Segment Start: Information shown

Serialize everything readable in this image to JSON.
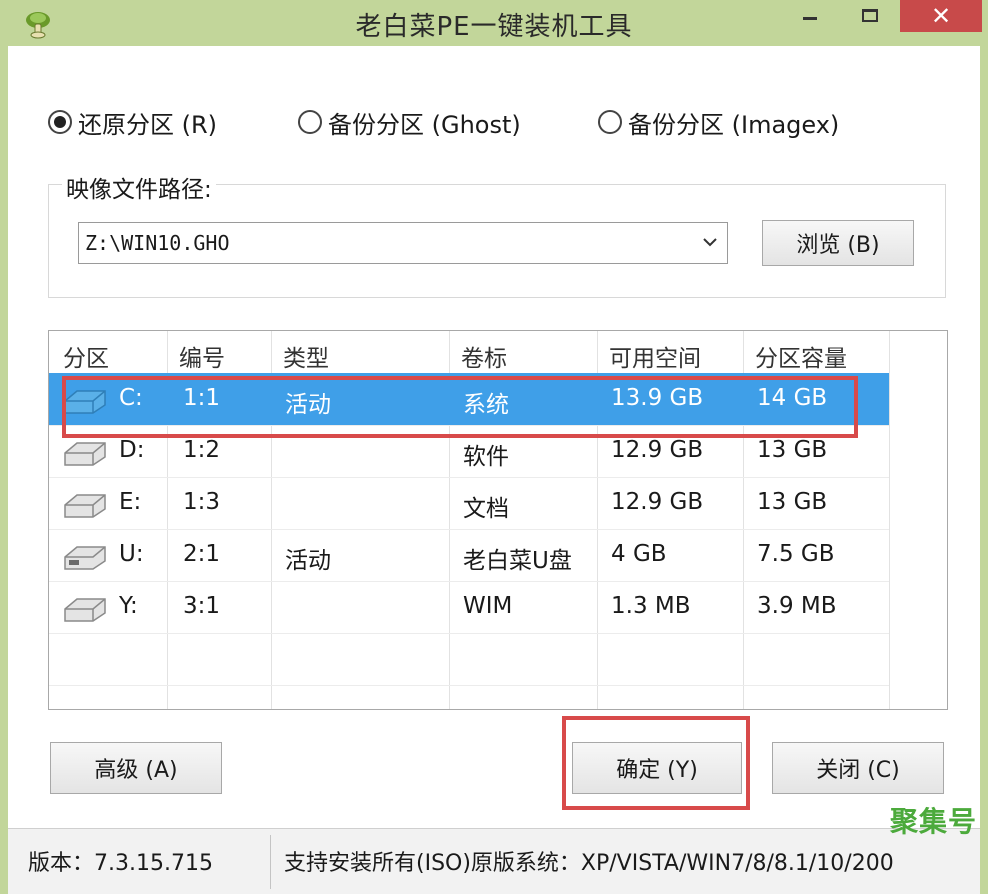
{
  "window": {
    "title": "老白菜PE一键装机工具",
    "close_glyph": "✕"
  },
  "mode": {
    "options": [
      {
        "label": "还原分区 (R)",
        "selected": true
      },
      {
        "label": "备份分区 (Ghost)",
        "selected": false
      },
      {
        "label": "备份分区 (Imagex)",
        "selected": false
      }
    ]
  },
  "image_path": {
    "label": "映像文件路径:",
    "value": "Z:\\WIN10.GHO",
    "browse_label": "浏览 (B)"
  },
  "partitions": {
    "columns": [
      "分区",
      "编号",
      "类型",
      "卷标",
      "可用空间",
      "分区容量"
    ],
    "rows": [
      {
        "drive": "C:",
        "number": "1:1",
        "type": "活动",
        "label": "系统",
        "free": "13.9 GB",
        "capacity": "14 GB",
        "selected": true
      },
      {
        "drive": "D:",
        "number": "1:2",
        "type": "",
        "label": "软件",
        "free": "12.9 GB",
        "capacity": "13 GB",
        "selected": false
      },
      {
        "drive": "E:",
        "number": "1:3",
        "type": "",
        "label": "文档",
        "free": "12.9 GB",
        "capacity": "13 GB",
        "selected": false
      },
      {
        "drive": "U:",
        "number": "2:1",
        "type": "活动",
        "label": "老白菜U盘",
        "free": "4 GB",
        "capacity": "7.5 GB",
        "selected": false
      },
      {
        "drive": "Y:",
        "number": "3:1",
        "type": "",
        "label": "WIM",
        "free": "1.3 MB",
        "capacity": "3.9 MB",
        "selected": false
      }
    ]
  },
  "buttons": {
    "advanced": "高级 (A)",
    "ok": "确定 (Y)",
    "close": "关闭 (C)"
  },
  "status": {
    "version": "版本：7.3.15.715",
    "support": "支持安装所有(ISO)原版系统：XP/VISTA/WIN7/8/8.1/10/200"
  },
  "watermark": "聚集号",
  "colors": {
    "titlebar": "#c2d69a",
    "selection": "#3f9fe8",
    "highlight": "#d84a4a",
    "close_button": "#c84a4a"
  }
}
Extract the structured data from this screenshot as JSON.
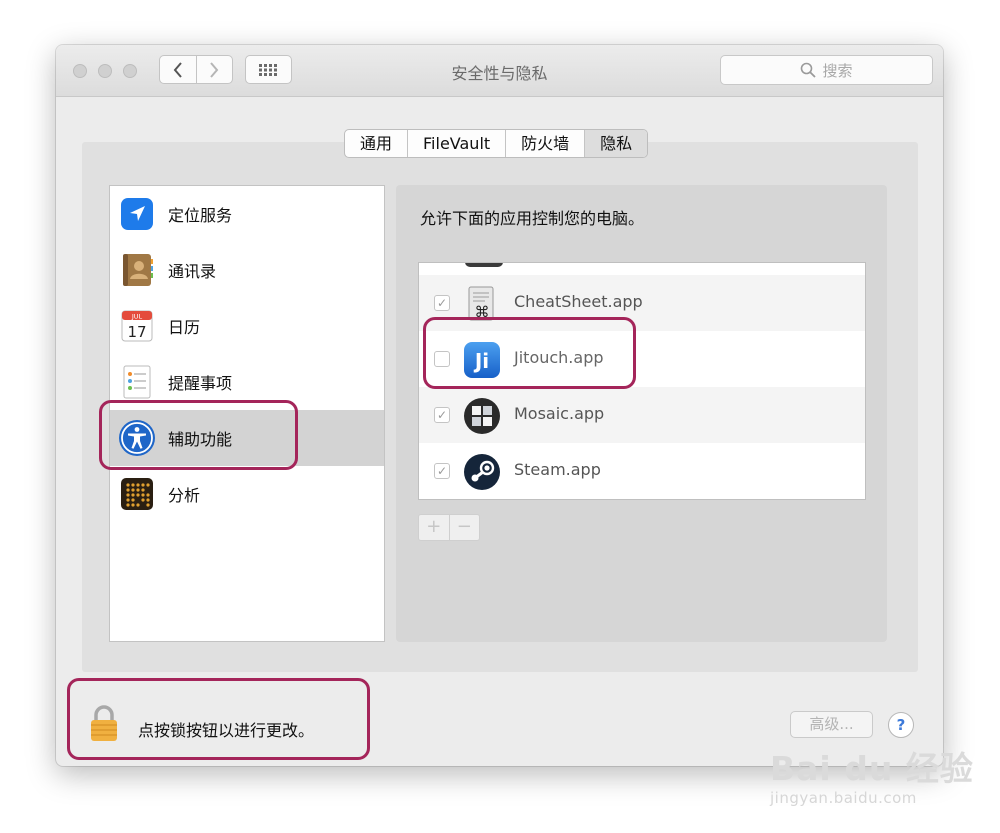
{
  "window": {
    "title": "安全性与隐私"
  },
  "toolbar": {
    "back_icon": "chevron-left",
    "forward_icon": "chevron-right",
    "grid_icon": "grid-icon"
  },
  "search": {
    "placeholder": "搜索"
  },
  "tabs": [
    {
      "label": "通用",
      "active": false
    },
    {
      "label": "FileVault",
      "active": false
    },
    {
      "label": "防火墙",
      "active": false
    },
    {
      "label": "隐私",
      "active": true
    }
  ],
  "sidebar": {
    "items": [
      {
        "label": "定位服务",
        "icon": "location-icon"
      },
      {
        "label": "通讯录",
        "icon": "contacts-icon"
      },
      {
        "label": "日历",
        "icon": "calendar-icon",
        "icon_month": "JUL",
        "icon_day": "17"
      },
      {
        "label": "提醒事项",
        "icon": "reminders-icon"
      },
      {
        "label": "辅助功能",
        "icon": "accessibility-icon",
        "selected": true
      },
      {
        "label": "分析",
        "icon": "analytics-icon"
      }
    ]
  },
  "main": {
    "description": "允许下面的应用控制您的电脑。",
    "apps": [
      {
        "name": "CheatSheet.app",
        "checked": true,
        "icon": "cheatsheet-icon"
      },
      {
        "name": "Jitouch.app",
        "checked": false,
        "icon": "jitouch-icon",
        "icon_text": "Ji"
      },
      {
        "name": "Mosaic.app",
        "checked": true,
        "icon": "mosaic-icon"
      },
      {
        "name": "Steam.app",
        "checked": true,
        "icon": "steam-icon"
      }
    ],
    "add_label": "+",
    "remove_label": "−"
  },
  "footer": {
    "lock_text": "点按锁按钮以进行更改。",
    "advanced_label": "高级...",
    "help_label": "?"
  },
  "watermark": {
    "logo": "Bai du 经验",
    "url": "jingyan.baidu.com"
  },
  "colors": {
    "highlight": "#a4255a",
    "accent": "#1f7ae0"
  }
}
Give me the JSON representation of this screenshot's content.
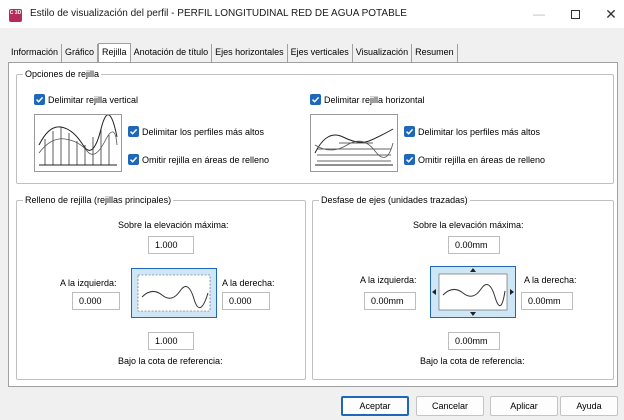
{
  "window": {
    "icon_text": "C 3D",
    "title": "Estilo de visualización del perfil - PERFIL LONGITUDINAL RED DE AGUA POTABLE",
    "controls": {
      "minimize": "—",
      "maximize": "",
      "close": "✕"
    }
  },
  "tabs": [
    {
      "label": "Información",
      "active": false
    },
    {
      "label": "Gráfico",
      "active": false
    },
    {
      "label": "Rejilla",
      "active": true
    },
    {
      "label": "Anotación de título",
      "active": false
    },
    {
      "label": "Ejes horizontales",
      "active": false
    },
    {
      "label": "Ejes verticales",
      "active": false
    },
    {
      "label": "Visualización",
      "active": false
    },
    {
      "label": "Resumen",
      "active": false
    }
  ],
  "grid_options": {
    "title": "Opciones de rejilla",
    "vertical": {
      "label": "Delimitar rejilla vertical",
      "checked": true,
      "higher_profiles": {
        "label": "Delimitar los perfiles más altos",
        "checked": true
      },
      "omit_fill": {
        "label": "Omitir rejilla en áreas de relleno",
        "checked": true
      }
    },
    "horizontal": {
      "label": "Delimitar rejilla horizontal",
      "checked": true,
      "higher_profiles": {
        "label": "Delimitar los perfiles más altos",
        "checked": true
      },
      "omit_fill": {
        "label": "Omitir rejilla en áreas de relleno",
        "checked": true
      }
    }
  },
  "grid_fill": {
    "title": "Relleno de rejilla (rejillas principales)",
    "above_label": "Sobre la elevación máxima:",
    "above_value": "1.000",
    "left_label": "A la izquierda:",
    "left_value": "0.000",
    "right_label": "A la derecha:",
    "right_value": "0.000",
    "below_value": "1.000",
    "below_label": "Bajo la cota de referencia:"
  },
  "axis_offset": {
    "title": "Desfase de ejes (unidades trazadas)",
    "above_label": "Sobre la elevación máxima:",
    "above_value": "0.00mm",
    "left_label": "A la izquierda:",
    "left_value": "0.00mm",
    "right_label": "A la derecha:",
    "right_value": "0.00mm",
    "below_value": "0.00mm",
    "below_label": "Bajo la cota de referencia:"
  },
  "buttons": {
    "accept": "Aceptar",
    "cancel": "Cancelar",
    "apply": "Aplicar",
    "help": "Ayuda"
  },
  "colors": {
    "accent": "#1f67b8",
    "app_icon": "#b42a5d",
    "preview_fill": "#cfe6f6",
    "preview_border": "#1f67b8"
  },
  "icons": {
    "checkbox": "checkmark-icon",
    "vertical_preview": "vertical-grid-profile-icon",
    "horizontal_preview": "horizontal-grid-profile-icon",
    "fill_preview": "grid-fill-preview-icon",
    "offset_preview": "axis-offset-preview-icon"
  }
}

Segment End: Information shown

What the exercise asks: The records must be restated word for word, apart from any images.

Output of the exercise:
Serialize everything readable in this image to JSON.
{
  "window": {
    "title": "老白菜PE一键装机工具",
    "close_glyph": "✕"
  },
  "mode": {
    "options": [
      {
        "label": "还原分区 (R)",
        "selected": true
      },
      {
        "label": "备份分区 (Ghost)",
        "selected": false
      },
      {
        "label": "备份分区 (Imagex)",
        "selected": false
      }
    ]
  },
  "image_path": {
    "label": "映像文件路径:",
    "value": "Z:\\WIN10.GHO",
    "browse_label": "浏览 (B)"
  },
  "partitions": {
    "columns": [
      "分区",
      "编号",
      "类型",
      "卷标",
      "可用空间",
      "分区容量"
    ],
    "rows": [
      {
        "drive": "C:",
        "number": "1:1",
        "type": "活动",
        "label": "系统",
        "free": "13.9 GB",
        "capacity": "14 GB",
        "selected": true
      },
      {
        "drive": "D:",
        "number": "1:2",
        "type": "",
        "label": "软件",
        "free": "12.9 GB",
        "capacity": "13 GB",
        "selected": false
      },
      {
        "drive": "E:",
        "number": "1:3",
        "type": "",
        "label": "文档",
        "free": "12.9 GB",
        "capacity": "13 GB",
        "selected": false
      },
      {
        "drive": "U:",
        "number": "2:1",
        "type": "活动",
        "label": "老白菜U盘",
        "free": "4 GB",
        "capacity": "7.5 GB",
        "selected": false
      },
      {
        "drive": "Y:",
        "number": "3:1",
        "type": "",
        "label": "WIM",
        "free": "1.3 MB",
        "capacity": "3.9 MB",
        "selected": false
      }
    ]
  },
  "buttons": {
    "advanced": "高级 (A)",
    "ok": "确定 (Y)",
    "close": "关闭 (C)"
  },
  "status": {
    "version": "版本：7.3.15.715",
    "support": "支持安装所有(ISO)原版系统：XP/VISTA/WIN7/8/8.1/10/200"
  },
  "watermark": "聚集号",
  "colors": {
    "titlebar": "#c2d69a",
    "selection": "#3f9fe8",
    "highlight": "#d84a4a",
    "close_button": "#c84a4a"
  }
}
Extract the structured data from this screenshot as JSON.
{
  "window": {
    "title": "安全性与隐私"
  },
  "toolbar": {
    "back_icon": "chevron-left",
    "forward_icon": "chevron-right",
    "grid_icon": "grid-icon"
  },
  "search": {
    "placeholder": "搜索"
  },
  "tabs": [
    {
      "label": "通用",
      "active": false
    },
    {
      "label": "FileVault",
      "active": false
    },
    {
      "label": "防火墙",
      "active": false
    },
    {
      "label": "隐私",
      "active": true
    }
  ],
  "sidebar": {
    "items": [
      {
        "label": "定位服务",
        "icon": "location-icon"
      },
      {
        "label": "通讯录",
        "icon": "contacts-icon"
      },
      {
        "label": "日历",
        "icon": "calendar-icon",
        "icon_month": "JUL",
        "icon_day": "17"
      },
      {
        "label": "提醒事项",
        "icon": "reminders-icon"
      },
      {
        "label": "辅助功能",
        "icon": "accessibility-icon",
        "selected": true
      },
      {
        "label": "分析",
        "icon": "analytics-icon"
      }
    ]
  },
  "main": {
    "description": "允许下面的应用控制您的电脑。",
    "apps": [
      {
        "name": "CheatSheet.app",
        "checked": true,
        "icon": "cheatsheet-icon"
      },
      {
        "name": "Jitouch.app",
        "checked": false,
        "icon": "jitouch-icon",
        "icon_text": "Ji"
      },
      {
        "name": "Mosaic.app",
        "checked": true,
        "icon": "mosaic-icon"
      },
      {
        "name": "Steam.app",
        "checked": true,
        "icon": "steam-icon"
      }
    ],
    "add_label": "+",
    "remove_label": "−"
  },
  "footer": {
    "lock_text": "点按锁按钮以进行更改。",
    "advanced_label": "高级...",
    "help_label": "?"
  },
  "watermark": {
    "logo": "Bai du 经验",
    "url": "jingyan.baidu.com"
  },
  "colors": {
    "highlight": "#a4255a",
    "accent": "#1f7ae0"
  }
}
Give me the JSON representation of this screenshot's content.
{
  "window": {
    "icon_text": "C 3D",
    "title": "Estilo de visualización del perfil - PERFIL LONGITUDINAL RED DE AGUA POTABLE",
    "controls": {
      "minimize": "—",
      "maximize": "",
      "close": "✕"
    }
  },
  "tabs": [
    {
      "label": "Información",
      "active": false
    },
    {
      "label": "Gráfico",
      "active": false
    },
    {
      "label": "Rejilla",
      "active": true
    },
    {
      "label": "Anotación de título",
      "active": false
    },
    {
      "label": "Ejes horizontales",
      "active": false
    },
    {
      "label": "Ejes verticales",
      "active": false
    },
    {
      "label": "Visualización",
      "active": false
    },
    {
      "label": "Resumen",
      "active": false
    }
  ],
  "grid_options": {
    "title": "Opciones de rejilla",
    "vertical": {
      "label": "Delimitar rejilla vertical",
      "checked": true,
      "higher_profiles": {
        "label": "Delimitar los perfiles más altos",
        "checked": true
      },
      "omit_fill": {
        "label": "Omitir rejilla en áreas de relleno",
        "checked": true
      }
    },
    "horizontal": {
      "label": "Delimitar rejilla horizontal",
      "checked": true,
      "higher_profiles": {
        "label": "Delimitar los perfiles más altos",
        "checked": true
      },
      "omit_fill": {
        "label": "Omitir rejilla en áreas de relleno",
        "checked": true
      }
    }
  },
  "grid_fill": {
    "title": "Relleno de rejilla (rejillas principales)",
    "above_label": "Sobre la elevación máxima:",
    "above_value": "1.000",
    "left_label": "A la izquierda:",
    "left_value": "0.000",
    "right_label": "A la derecha:",
    "right_value": "0.000",
    "below_value": "1.000",
    "below_label": "Bajo la cota de referencia:"
  },
  "axis_offset": {
    "title": "Desfase de ejes (unidades trazadas)",
    "above_label": "Sobre la elevación máxima:",
    "above_value": "0.00mm",
    "left_label": "A la izquierda:",
    "left_value": "0.00mm",
    "right_label": "A la derecha:",
    "right_value": "0.00mm",
    "below_value": "0.00mm",
    "below_label": "Bajo la cota de referencia:"
  },
  "buttons": {
    "accept": "Aceptar",
    "cancel": "Cancelar",
    "apply": "Aplicar",
    "help": "Ayuda"
  },
  "colors": {
    "accent": "#1f67b8",
    "app_icon": "#b42a5d",
    "preview_fill": "#cfe6f6",
    "preview_border": "#1f67b8"
  },
  "icons": {
    "checkbox": "checkmark-icon",
    "vertical_preview": "vertical-grid-profile-icon",
    "horizontal_preview": "horizontal-grid-profile-icon",
    "fill_preview": "grid-fill-preview-icon",
    "offset_preview": "axis-offset-preview-icon"
  }
}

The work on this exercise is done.